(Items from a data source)

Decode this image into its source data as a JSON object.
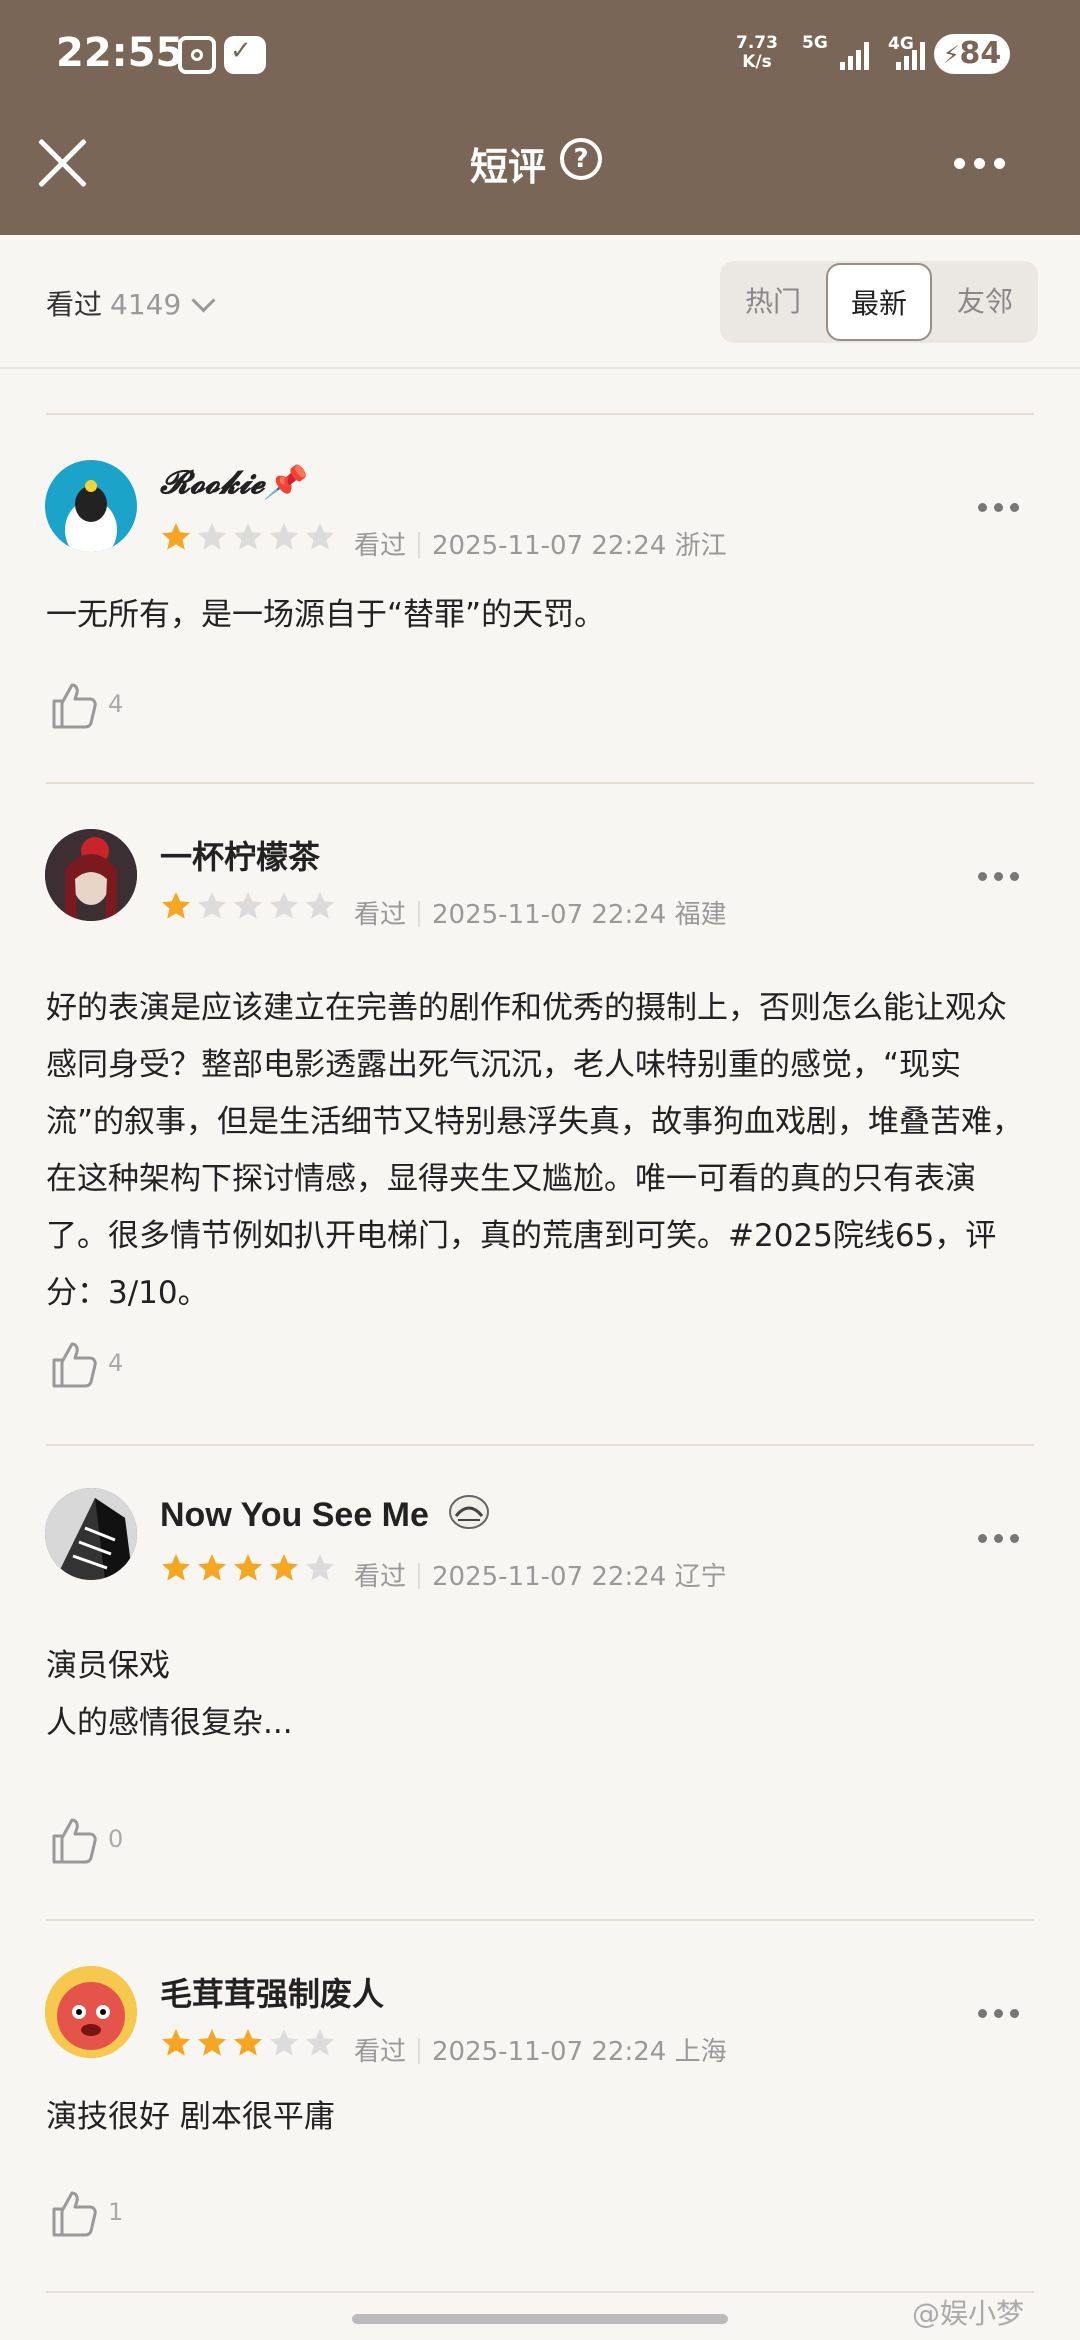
{
  "status_bar": {
    "time": "22:55",
    "speed_value": "7.73",
    "speed_unit": "K/s",
    "net1": "5G",
    "net2": "4G",
    "battery": "84"
  },
  "nav": {
    "title": "短评",
    "help": "?"
  },
  "filter": {
    "watched_label": "看过",
    "watched_count": "4149",
    "tabs": [
      "热门",
      "最新",
      "友邻"
    ],
    "active_tab": "最新"
  },
  "reviews": [
    {
      "username": "𝓡𝓸𝓸𝓴𝓲𝓮📌",
      "rating": 1,
      "status": "看过",
      "datetime": "2025-11-07 22:24",
      "location": "浙江",
      "text": "一无所有，是一场源自于“替罪”的天罚。",
      "likes": "4"
    },
    {
      "username": "一杯柠檬茶",
      "rating": 1,
      "status": "看过",
      "datetime": "2025-11-07 22:24",
      "location": "福建",
      "text": "好的表演是应该建立在完善的剧作和优秀的摄制上，否则怎么能让观众感同身受？整部电影透露出死气沉沉，老人味特别重的感觉，“现实流”的叙事，但是生活细节又特别悬浮失真，故事狗血戏剧，堆叠苦难，在这种架构下探讨情感，显得夹生又尴尬。唯一可看的真的只有表演了。很多情节例如扒开电梯门，真的荒唐到可笑。#2025院线65，评分：3/10。",
      "likes": "4"
    },
    {
      "username": "Now You See Me",
      "rating": 4,
      "status": "看过",
      "datetime": "2025-11-07 22:24",
      "location": "辽宁",
      "text_line1": "演员保戏",
      "text_line2": "人的感情很复杂...",
      "likes": "0"
    },
    {
      "username": "毛茸茸强制废人",
      "rating": 3,
      "status": "看过",
      "datetime": "2025-11-07 22:24",
      "location": "上海",
      "text": "演技很好 剧本很平庸",
      "likes": "1"
    }
  ],
  "watermark": "@娱小梦",
  "colors": {
    "header_bg": "#7a6656",
    "star_on": "#f5a623",
    "star_off": "#dcdcdc",
    "page_bg": "#f8f6f3"
  },
  "icons": [
    "close-icon",
    "help-icon",
    "more-icon",
    "chevron-down-icon",
    "star-icon",
    "thumbs-up-icon"
  ]
}
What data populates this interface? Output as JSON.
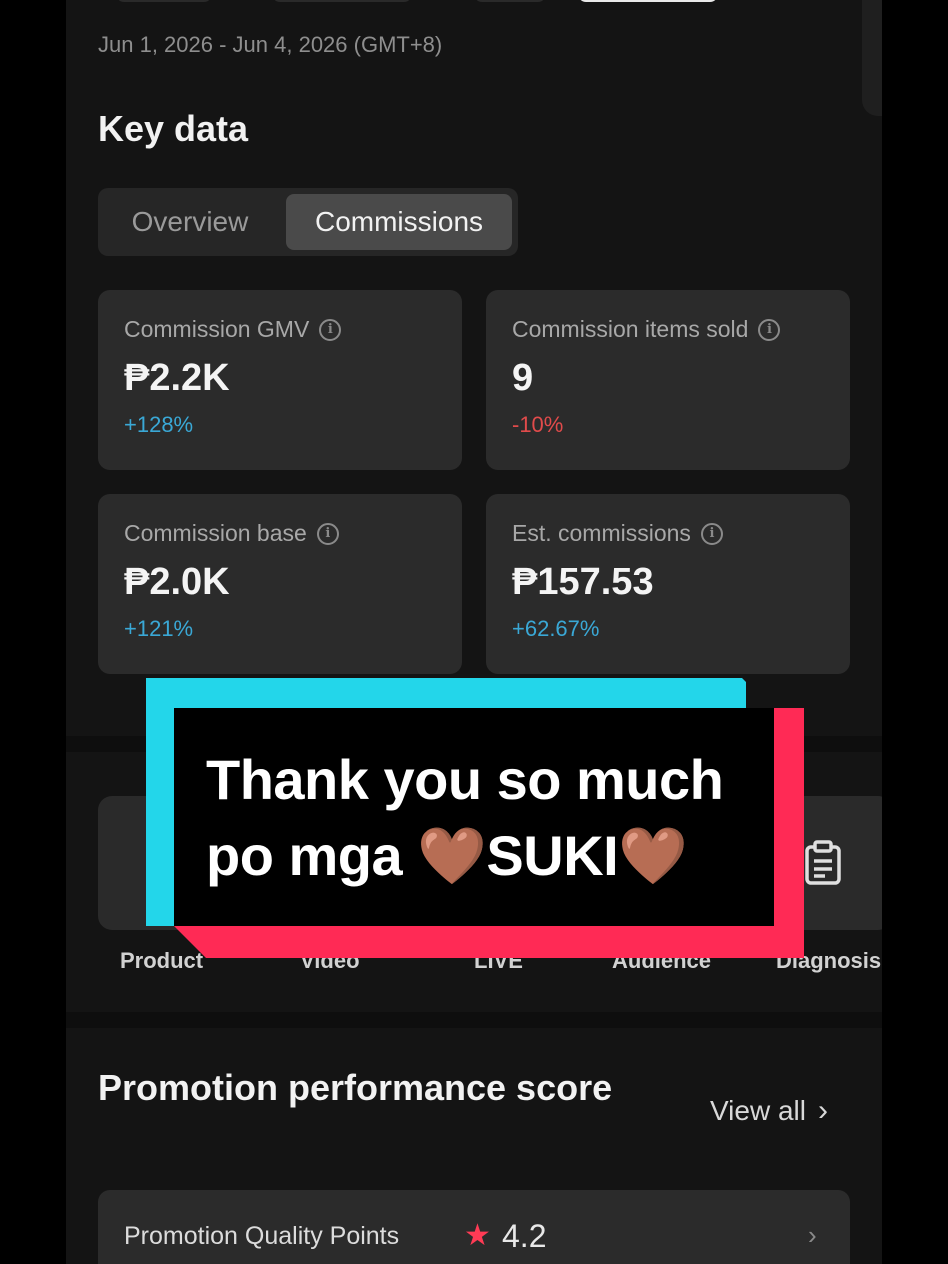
{
  "header": {
    "date_range": "Jun 1, 2026 - Jun 4, 2026 (GMT+8)"
  },
  "key_data": {
    "title": "Key data",
    "tabs": [
      {
        "label": "Overview",
        "selected": false
      },
      {
        "label": "Commissions",
        "selected": true
      }
    ],
    "cards": [
      {
        "label": "Commission GMV",
        "value": "₱2.2K",
        "change": "+128%",
        "trend": "up"
      },
      {
        "label": "Commission items sold",
        "value": "9",
        "change": "-10%",
        "trend": "down"
      },
      {
        "label": "Commission base",
        "value": "₱2.0K",
        "change": "+121%",
        "trend": "up"
      },
      {
        "label": "Est. commissions",
        "value": "₱157.53",
        "change": "+62.67%",
        "trend": "up"
      }
    ]
  },
  "tools": [
    {
      "label": "Product",
      "icon": "product-icon"
    },
    {
      "label": "Video",
      "icon": "video-icon"
    },
    {
      "label": "LIVE",
      "icon": "live-icon"
    },
    {
      "label": "Audience",
      "icon": "audience-icon"
    },
    {
      "label": "Diagnosis",
      "icon": "clipboard-icon"
    }
  ],
  "promotion": {
    "title": "Promotion performance score",
    "view_all": "View all",
    "quality_label": "Promotion Quality Points",
    "quality_score": "4.2"
  },
  "caption": {
    "line1": "Thank you so much",
    "line2_prefix": "po mga ",
    "line2_word": "SUKI",
    "heart": "🤎"
  },
  "colors": {
    "positive": "#3aa8d6",
    "negative": "#e14b4b",
    "star": "#ff3b55",
    "caption_cyan": "#23d6ea",
    "caption_pink": "#ff2a55"
  }
}
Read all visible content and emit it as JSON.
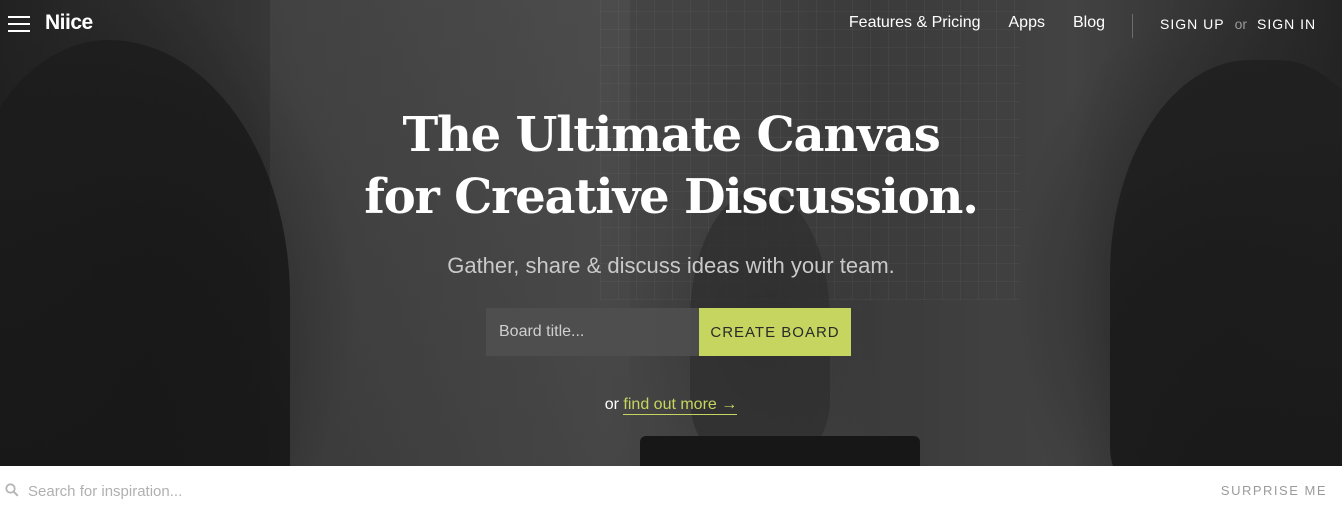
{
  "header": {
    "logo": "Niice",
    "nav": [
      {
        "label": "Features & Pricing"
      },
      {
        "label": "Apps"
      },
      {
        "label": "Blog"
      }
    ],
    "sign_up": "SIGN UP",
    "or": "or",
    "sign_in": "SIGN IN"
  },
  "hero": {
    "headline_line1": "The Ultimate Canvas",
    "headline_line2": "for Creative Discussion.",
    "subheadline": "Gather, share & discuss ideas with your team.",
    "board_input_placeholder": "Board title...",
    "create_button": "CREATE BOARD",
    "or_prefix": "or",
    "find_out_more": "find out more →"
  },
  "search": {
    "placeholder": "Search for inspiration...",
    "surprise": "SURPRISE ME"
  },
  "colors": {
    "accent": "#c6d55f",
    "white": "#ffffff"
  },
  "icons": {
    "menu": "menu-icon",
    "search": "search-icon"
  }
}
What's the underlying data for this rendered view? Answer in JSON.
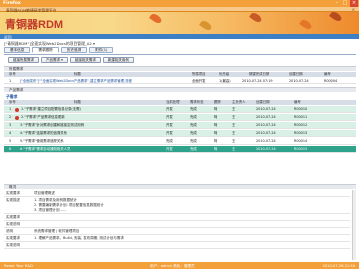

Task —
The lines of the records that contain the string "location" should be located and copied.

Finished task —
      "location": "浙江",
      "location": "福建",
      "location": "辽宁",
      "location": "上海",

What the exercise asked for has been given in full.